Mitt Romney crushed President Obama in Wednesday's debate. The drubbing was so thorough that Obama's liberal allies in the media fancifully devised storylines about how Romney had somehow lost the debate by winning it.
Romney dominated on nearly every issue. On taxes, he refused to brook Obama's false claims about his own plan and attacked Obama's plans for tax hikes. He dominated on energy, pointing out Obama's wasteful subsidies for "green" sources of energy, along with a zinger about the subsidized firms that have failed: "You don't just pick the winners and losers -- you pick the losers." On entitlements, he put Obama on his heels by pointing out Obamacare's cuts to Medicare.
And on health care, Romney's weakest point, he held up without losing any ground. Whatever one thinks of Romneycare, Romney was quite convincing as he drew several distinctions between it and Obama's health care law -- that Romneycare was bipartisan, that it actually did allow workers to keep health insurance plans they liked, and that it came without any tax increases or looting of entitlements. This was more than enough to make an ill-prepared, low-energy Obama grimace.
But presidential debates are about more than just issues. They also offer voters a rare opportunity to see the candidates react in situations where there is little margin for error. As Herman Cain demonstrated in his own inimitable fashion, one need not necessarily know who is president of Uzbekistan, but it still matters how a candidate conducts himself in answering the question.

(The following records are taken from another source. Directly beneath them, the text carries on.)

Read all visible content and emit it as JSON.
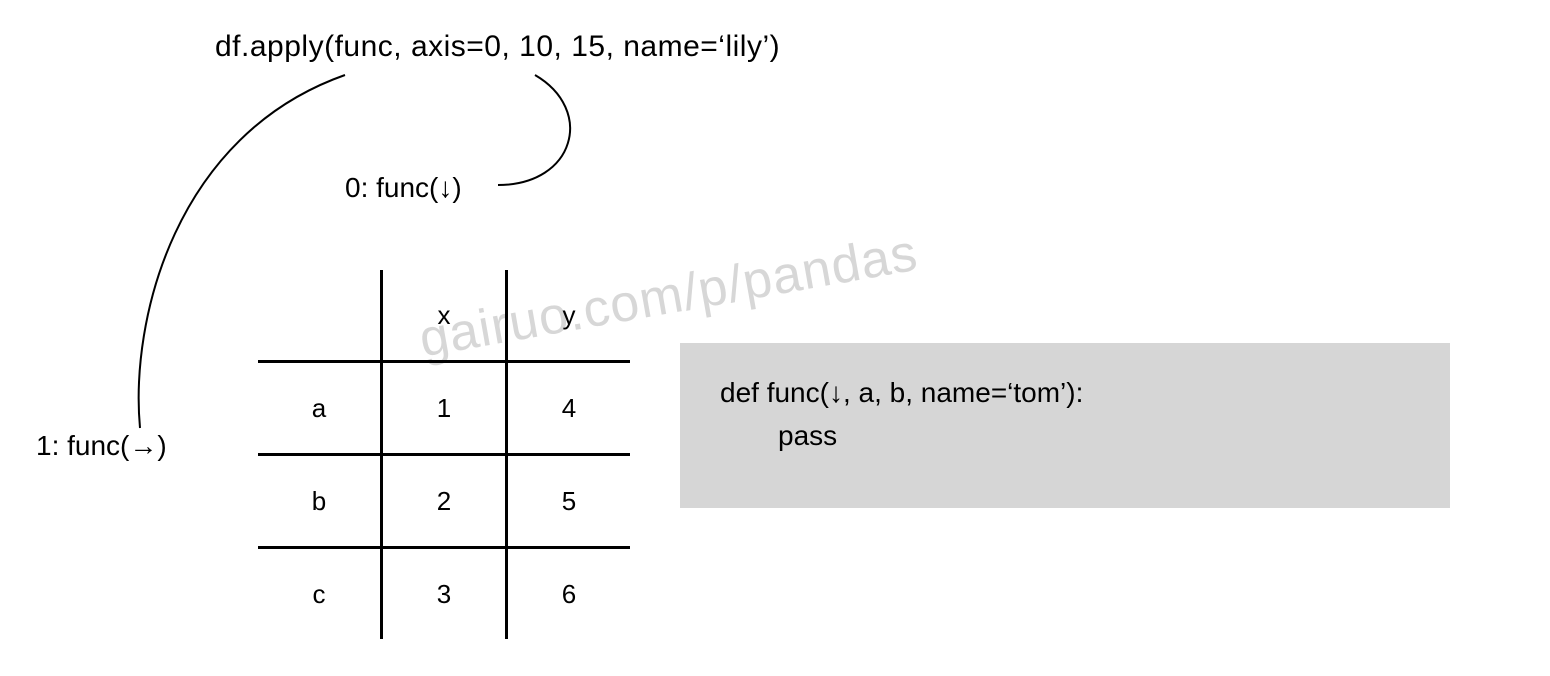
{
  "title": "df.apply(func, axis=0, 10, 15, name=‘lily’)",
  "axis0_label": "0:  func(↓)",
  "axis1_label": "1: func(→)",
  "table": {
    "columns": [
      "x",
      "y"
    ],
    "index": [
      "a",
      "b",
      "c"
    ],
    "data": [
      [
        1,
        4
      ],
      [
        2,
        5
      ],
      [
        3,
        6
      ]
    ]
  },
  "code": {
    "line1": "def func(↓, a, b, name=‘tom’):",
    "line2": "pass"
  },
  "watermark": "gairuo.com/p/pandas"
}
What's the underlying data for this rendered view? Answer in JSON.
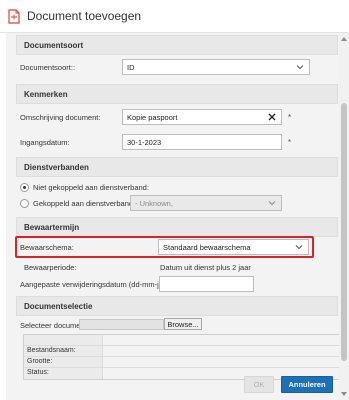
{
  "window": {
    "title": "Document toevoegen"
  },
  "sections": {
    "documentsoort": {
      "header": "Documentsoort",
      "label": "Documentsoort::",
      "value": "ID"
    },
    "kenmerken": {
      "header": "Kenmerken",
      "omschrijving_label": "Omschrijving document:",
      "omschrijving_value": "Kopie paspoort",
      "ingangsdatum_label": "Ingangsdatum:",
      "ingangsdatum_value": "30-1-2023",
      "required_mark": "*"
    },
    "dienstverbanden": {
      "header": "Dienstverbanden",
      "option_not_linked": "Niet gekoppeld aan dienstverband:",
      "option_linked": "Gekoppeld aan dienstverband:",
      "linked_select_value": "- Unknown,"
    },
    "bewaartermijn": {
      "header": "Bewaartermijn",
      "schema_label": "Bewaarschema:",
      "schema_value": "Standaard bewaarschema",
      "periode_label": "Bewaarperiode:",
      "periode_value": "Datum uit dienst plus 2 jaar",
      "aangepaste_label": "Aangepaste verwijderingsdatum (dd-mm-jjjj):",
      "aangepaste_value": ""
    },
    "documentselectie": {
      "header": "Documentselectie",
      "select_label": "Selecteer document",
      "browse_label": "Browse...",
      "info_rows": [
        {
          "label": ""
        },
        {
          "label": "Bestandsnaam:"
        },
        {
          "label": "Grootte:"
        },
        {
          "label": "Status:"
        }
      ]
    }
  },
  "footer": {
    "ok_label": "OK",
    "cancel_label": "Annuleren"
  },
  "colors": {
    "accent": "#1d6fb8",
    "highlight": "#d9232a",
    "icon": "#e0452f"
  }
}
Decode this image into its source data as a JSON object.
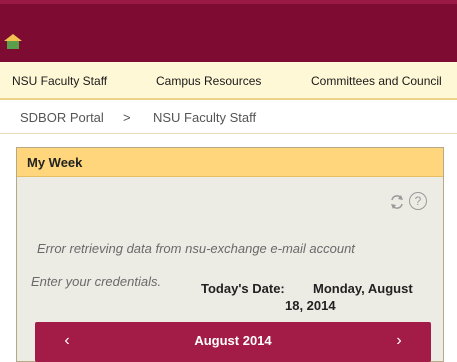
{
  "nav": {
    "items": [
      "NSU Faculty Staff",
      "Campus Resources",
      "Committees and Council"
    ]
  },
  "breadcrumb": {
    "root": "SDBOR Portal",
    "separator": ">",
    "current": "NSU Faculty Staff"
  },
  "panel": {
    "title": "My Week",
    "error": "Error retrieving data from nsu-exchange e-mail account",
    "credentials": "Enter your credentials.",
    "today_label": "Today's Date:",
    "today_value_line1": "Monday, August",
    "today_value_line2": "18, 2014",
    "calendar": {
      "month": "August 2014",
      "prev": "‹",
      "next": "›"
    }
  },
  "colors": {
    "topbar": "#7d0b32",
    "navbar": "#fff8d6",
    "panel_header": "#ffd67b",
    "calendar_bar": "#a31c47"
  },
  "icons": {
    "home": "home-icon",
    "refresh": "refresh-icon",
    "help": "help-icon"
  }
}
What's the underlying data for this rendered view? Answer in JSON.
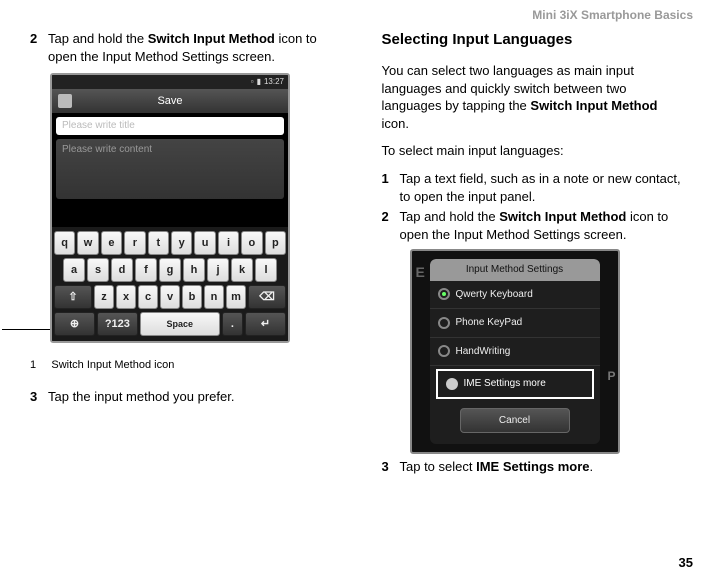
{
  "header": {
    "title": "Mini 3iX Smartphone Basics"
  },
  "page_number": "35",
  "left": {
    "step2": {
      "num": "2",
      "text_a": "Tap and hold the ",
      "bold": "Switch Input Method",
      "text_b": " icon to open the Input Method Settings screen."
    },
    "fig_caption": {
      "num": "1",
      "text": "Switch Input Method icon"
    },
    "step3": {
      "num": "3",
      "text": "Tap the input method you prefer."
    },
    "callout": "1",
    "shot1": {
      "status_time": "13:27",
      "save": "Save",
      "title_ph": "Please write title",
      "content_ph": "Please write content",
      "row1": [
        "q",
        "w",
        "e",
        "r",
        "t",
        "y",
        "u",
        "i",
        "o",
        "p"
      ],
      "row2": [
        "a",
        "s",
        "d",
        "f",
        "g",
        "h",
        "j",
        "k",
        "l"
      ],
      "row3_shift": "⇧",
      "row3": [
        "z",
        "x",
        "c",
        "v",
        "b",
        "n",
        "m"
      ],
      "row3_del": "⌫",
      "row4_lang": "⊕",
      "row4_sym": "?123",
      "row4_space": "Space",
      "row4_dot": ".",
      "row4_enter": "↵"
    }
  },
  "right": {
    "heading": "Selecting Input Languages",
    "para1_a": "You can select two languages as main input languages and quickly switch between two languages by tapping the ",
    "para1_bold": "Switch Input Method",
    "para1_b": " icon.",
    "para2": "To select main input languages:",
    "step1": {
      "num": "1",
      "text": "Tap a text field, such as in a note or new contact, to open the input panel."
    },
    "step2": {
      "num": "2",
      "text_a": "Tap and hold the ",
      "bold": "Switch Input Method",
      "text_b": " icon to open the Input Method Settings screen."
    },
    "step3": {
      "num": "3",
      "text_a": "Tap to select ",
      "bold": "IME Settings more",
      "text_b": "."
    },
    "shot2": {
      "title": "Input Method Settings",
      "opt1": "Qwerty Keyboard",
      "opt2": "Phone KeyPad",
      "opt3": "HandWriting",
      "more": "IME Settings more",
      "cancel": "Cancel"
    }
  }
}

Romney's performance proved he is knowledgeable and confident. He had obviously prepared well, but he also came across as somebody for whom this level of focus and dedication is not unusual. He even seemed to be enjoying himself despite the pressure.
Obama, on the other hand, seemed uncertain, and at times clearly struggled for words. He lacked the presence of mind to bring up Romney's "47 percent" gaffe, Romney's career at Bain Capital, or Romney's tax returns -- the main themes of Obama's campaign so far. At one point, Obama even suggested that moderator Jim Lehrer please move along to the next topic. The dead-silent crowd and lack of TelePrompTer clearly put him outside his comfort zone.
Why did Romney succeed? Because he learned the hard way, suffering through the Republican Party's lengthy primary this year and losing the nomination to John McCain in 2008. Romney is also accustomed to facing tough audiences and hecklers (people don't faint at his speeches) and dealing with setbacks.
Obama, on the other hand, has lived a charmed political life. His only electoral loss came in a 2000 Democratic primary for U.S. House. He won his Illinois state Senate seat by throwing all of his opponents, including the incumbent, off the Democratic primary ballot. He won his U.S. Senate seat against Republican loose cannon Alan Keyes, who wasn't even from Illinois. After a tougher and longer bout with Hillary Clinton, with whom he had few ideological differences, Obama won the presidency against a hapless John McCain, under highly favorable circumstances. Until now, perhaps, Obama had never before faced a strong Republican opponent.
Obama is famous for his self-regard. He is Mr. Cool -- "eye candy" for female interviewers, he said last week -- and he thinks of himself as a writer and an intellectual. Perhaps as a consequence, he doesn't like to be challenged -- especially, as it turns out, by a determined, skilled and experienced Republican opponent.